(Items from a dataset)
Content starts

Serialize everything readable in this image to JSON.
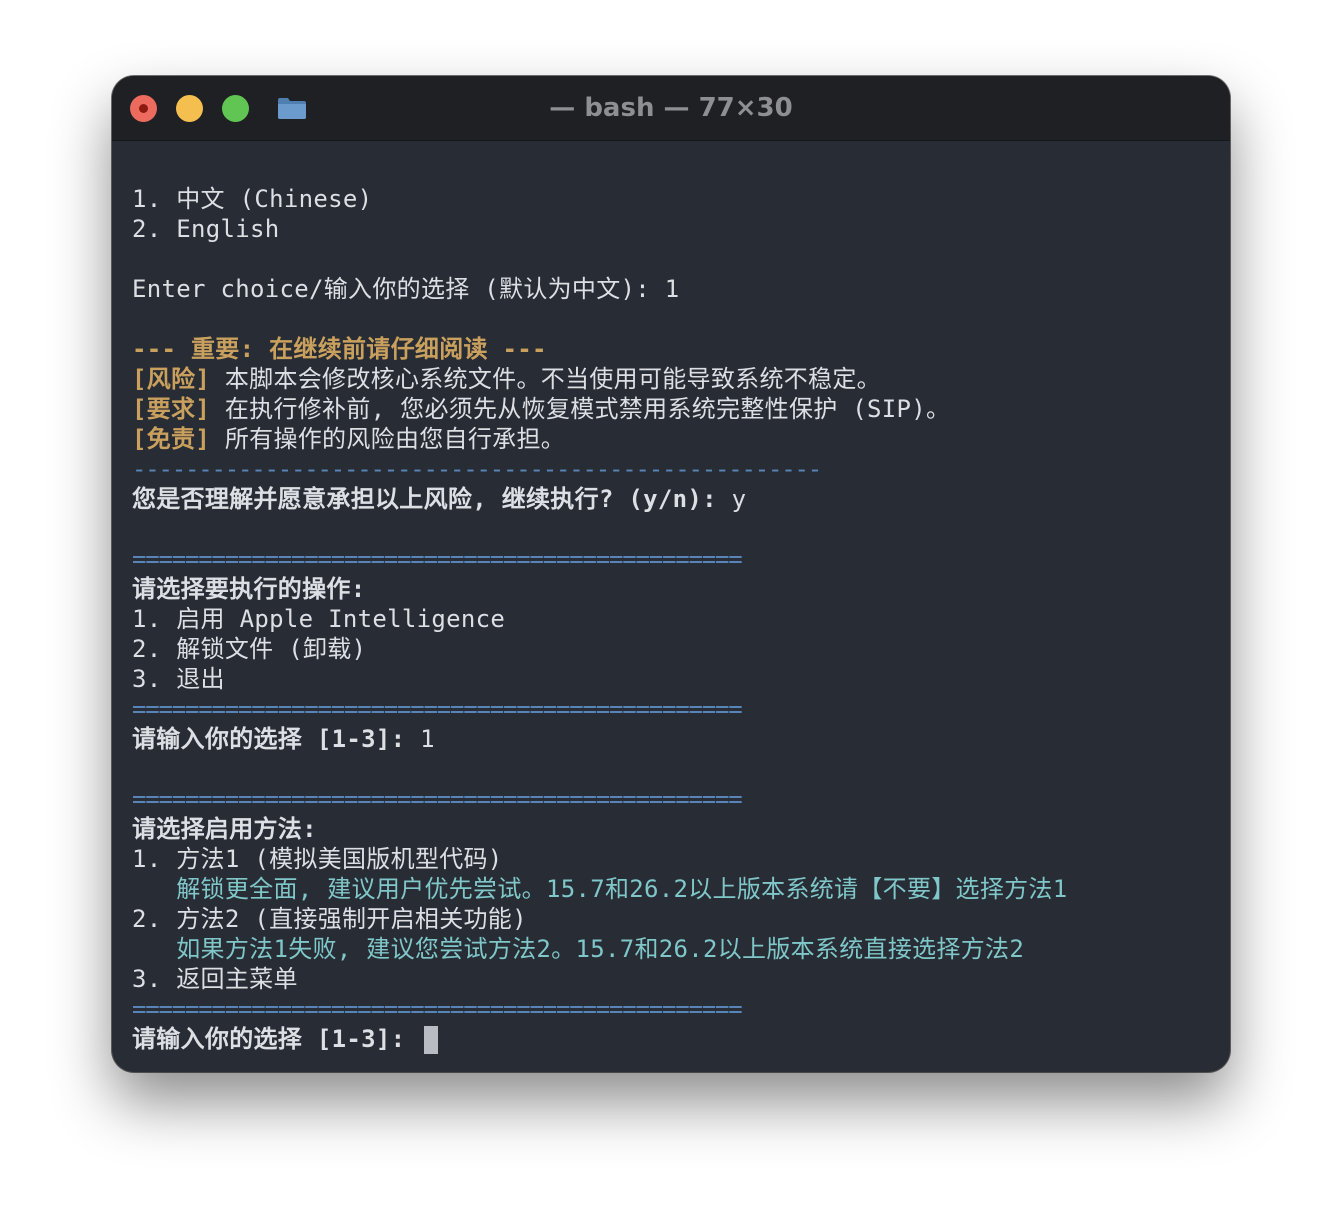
{
  "window": {
    "title": "— bash — 77×30"
  },
  "terminal": {
    "lang_opt1": "1. 中文 (Chinese)",
    "lang_opt2": "2. English",
    "enter_choice_prompt": "Enter choice/输入你的选择 (默认为中文): ",
    "enter_choice_value": "1",
    "important_header": "--- 重要: 在继续前请仔细阅读 ---",
    "risk_tag": "[风险]",
    "risk_text": " 本脚本会修改核心系统文件。不当使用可能导致系统不稳定。",
    "req_tag": "[要求]",
    "req_text": " 在执行修补前, 您必须先从恢复模式禁用系统完整性保护 (SIP)。",
    "disclaimer_tag": "[免责]",
    "disclaimer_text": " 所有操作的风险由您自行承担。",
    "dash_sep": "----------------------------------------------------",
    "confirm_prompt": "您是否理解并愿意承担以上风险, 继续执行? (y/n): ",
    "confirm_value": "y",
    "eq_sep": "==============================================",
    "menu_title": "请选择要执行的操作:",
    "menu_opt1": "1. 启用 Apple Intelligence",
    "menu_opt2": "2. 解锁文件 (卸载)",
    "menu_opt3": "3. 退出",
    "menu_prompt": "请输入你的选择 [1-3]: ",
    "menu_value": "1",
    "method_title": "请选择启用方法:",
    "method_opt1": "1. 方法1 (模拟美国版机型代码)",
    "method_opt1_hint": "   解锁更全面, 建议用户优先尝试。15.7和26.2以上版本系统请【不要】选择方法1",
    "method_opt2": "2. 方法2 (直接强制开启相关功能)",
    "method_opt2_hint": "   如果方法1失败, 建议您尝试方法2。15.7和26.2以上版本系统直接选择方法2",
    "method_opt3": "3. 返回主菜单",
    "final_prompt": "请输入你的选择 [1-3]: "
  },
  "colors": {
    "background": "#282c34",
    "warning": "#c9a05d",
    "hint": "#7fc7c9",
    "separator": "#5884b8"
  }
}
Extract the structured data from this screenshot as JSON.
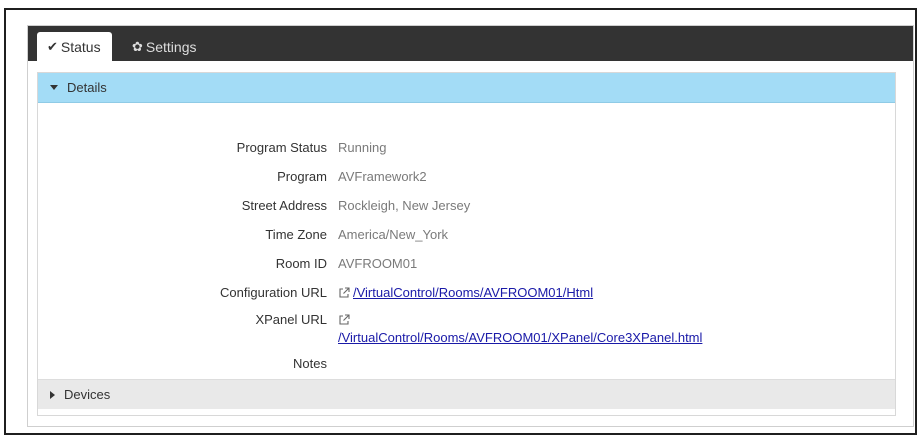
{
  "tabs": [
    {
      "label": "Status",
      "icon": "check-icon"
    },
    {
      "label": "Settings",
      "icon": "gear-icon"
    }
  ],
  "details": {
    "header": "Details",
    "fields": {
      "program_status": {
        "label": "Program Status",
        "value": "Running"
      },
      "program": {
        "label": "Program",
        "value": "AVFramework2"
      },
      "street_address": {
        "label": "Street Address",
        "value": "Rockleigh, New Jersey"
      },
      "time_zone": {
        "label": "Time Zone",
        "value": "America/New_York"
      },
      "room_id": {
        "label": "Room ID",
        "value": "AVFROOM01"
      },
      "configuration_url": {
        "label": "Configuration URL",
        "value": "/VirtualControl/Rooms/AVFROOM01/Html"
      },
      "xpanel_url": {
        "label": "XPanel URL",
        "value": "/VirtualControl/Rooms/AVFROOM01/XPanel/Core3XPanel.html"
      },
      "notes": {
        "label": "Notes",
        "value": ""
      }
    }
  },
  "devices": {
    "header": "Devices"
  },
  "colors": {
    "tabbar": "#333333",
    "details_header": "#a3dcf6",
    "link": "#1a1aa8"
  }
}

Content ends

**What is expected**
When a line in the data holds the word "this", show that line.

**Reply**
Serialize everything readable in this image to JSON.
Extract the structured data from this screenshot as JSON.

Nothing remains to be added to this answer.